Disable the traction control and the GranTurismo leaves hard. Sixty mph arrives in 4.9 seconds — 0.4 second behind a Jag XKR but 0.6 second quicker than a BMW 650i. And through the quarter-mile, the Maserati is as quick as an Aston Martin V-8 Vantage.
The yowling V-8 is mated to an equally impressive ZF six-speed automatic that is telepathic about reading your intentions via throttle inputs. It knows when to hang onto gears for engine braking, and it knows when to hold a heady bundle of revs for rocketing out of turns. It is one of the most versatile transmissions extant. Feeling lazy? Just leave it in full-auto mode. Want to row? Move the shifter into its manumatic track: Push forward for downshifts, pull back for upshifts. Need both hands on the wheel? Select gears via paddle shifters behind the steering wheel — left paddle for downshifts, right for upshifts. No matter which mode you fancy, every shift is a crisp rifle shot preceded by matching revs, followed instantly by a big green LED informing what gear has been summoned. In sport mode, the shifts crack off even harder, and gears are held longer. Overall, this transmission leaves you wondering what purpose a manual clutch and linkage would serve.

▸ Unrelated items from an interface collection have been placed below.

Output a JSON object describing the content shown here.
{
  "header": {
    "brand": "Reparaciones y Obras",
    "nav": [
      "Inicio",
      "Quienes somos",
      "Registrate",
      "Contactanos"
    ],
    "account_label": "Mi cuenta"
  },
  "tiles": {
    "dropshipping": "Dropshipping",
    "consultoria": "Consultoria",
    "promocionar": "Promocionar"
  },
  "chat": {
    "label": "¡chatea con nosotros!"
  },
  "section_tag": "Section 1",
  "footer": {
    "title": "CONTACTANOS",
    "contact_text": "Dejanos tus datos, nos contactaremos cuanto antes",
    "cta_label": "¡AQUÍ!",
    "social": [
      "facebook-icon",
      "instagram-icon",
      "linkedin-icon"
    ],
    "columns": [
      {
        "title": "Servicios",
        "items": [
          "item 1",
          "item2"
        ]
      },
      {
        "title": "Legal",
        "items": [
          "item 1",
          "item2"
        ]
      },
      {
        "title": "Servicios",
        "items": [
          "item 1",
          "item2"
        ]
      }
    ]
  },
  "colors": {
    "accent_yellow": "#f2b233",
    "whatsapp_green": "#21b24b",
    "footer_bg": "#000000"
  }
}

In the hills, we were ever aware of this coupe's 4374-pound heft, but the car always felt stable, nicely planted, and free of extraneous body motions. Better yet, its ride, even over Michigan's ravaged roads, was appropriate to its luxo-coupe mission — firm but never intrusive. To enliven your commute, engage the sport mode, and the shocks will subjectively stiffen by about a third. Along Hogback Road, this induced all manner of jitters and shivers, but it would likely work wonders on Angeles Crest Highway in L.A.
The brakes are easy to modulate — you can maintain deceleration right on the threshold of ABS intervention — although we'd prefer the pedal were slightly firmer in its travel. In any event, 70 mph is dispelled in 157 feet, same as in a Saleen S7 Twin Turbo.
Perhaps the GranTurismo's chief flaw is its steering. It is too heavy at all speeds, there's some slop on-center, and never does it transmit much information about road textures or available grip. At least it tracks like a bloodhound, requiring few corrections. Push this GT hard and it's often the superb stability control, rather than the steering, that whispers the first word of warning.
Maseratis have traditionally been long on personality in a weird and quirky way, which always felt like an accident, as if the builders didn't really know how the car was going to turn out. In contrast, the GranTurismo feels engineered with a purpose. It is competent, solid, sumptuous, and capable of serving as a daily driver. Heck, it fired right up on a minus-six-degree Michigan morning. Yet it diverges colorfully and joyfully from its purposeful, businesslike Teutonic competitors — notably the BMW M6 and Mercedes-Benz CL550. Every editor who climbed out of the GranTurismo said, "Wow, that was refreshing."
Compared with the Germans, this Modenese masterpiece feels very much hand-tailored instead of off the rack. In an era when all four Benz CL models fetch in excess of 100 grand — yet remain almost ubiquitous on the streets of L.A. and Miami — this Maserati's $113,750 base may well persuade many a Mario to stand out from his brothers.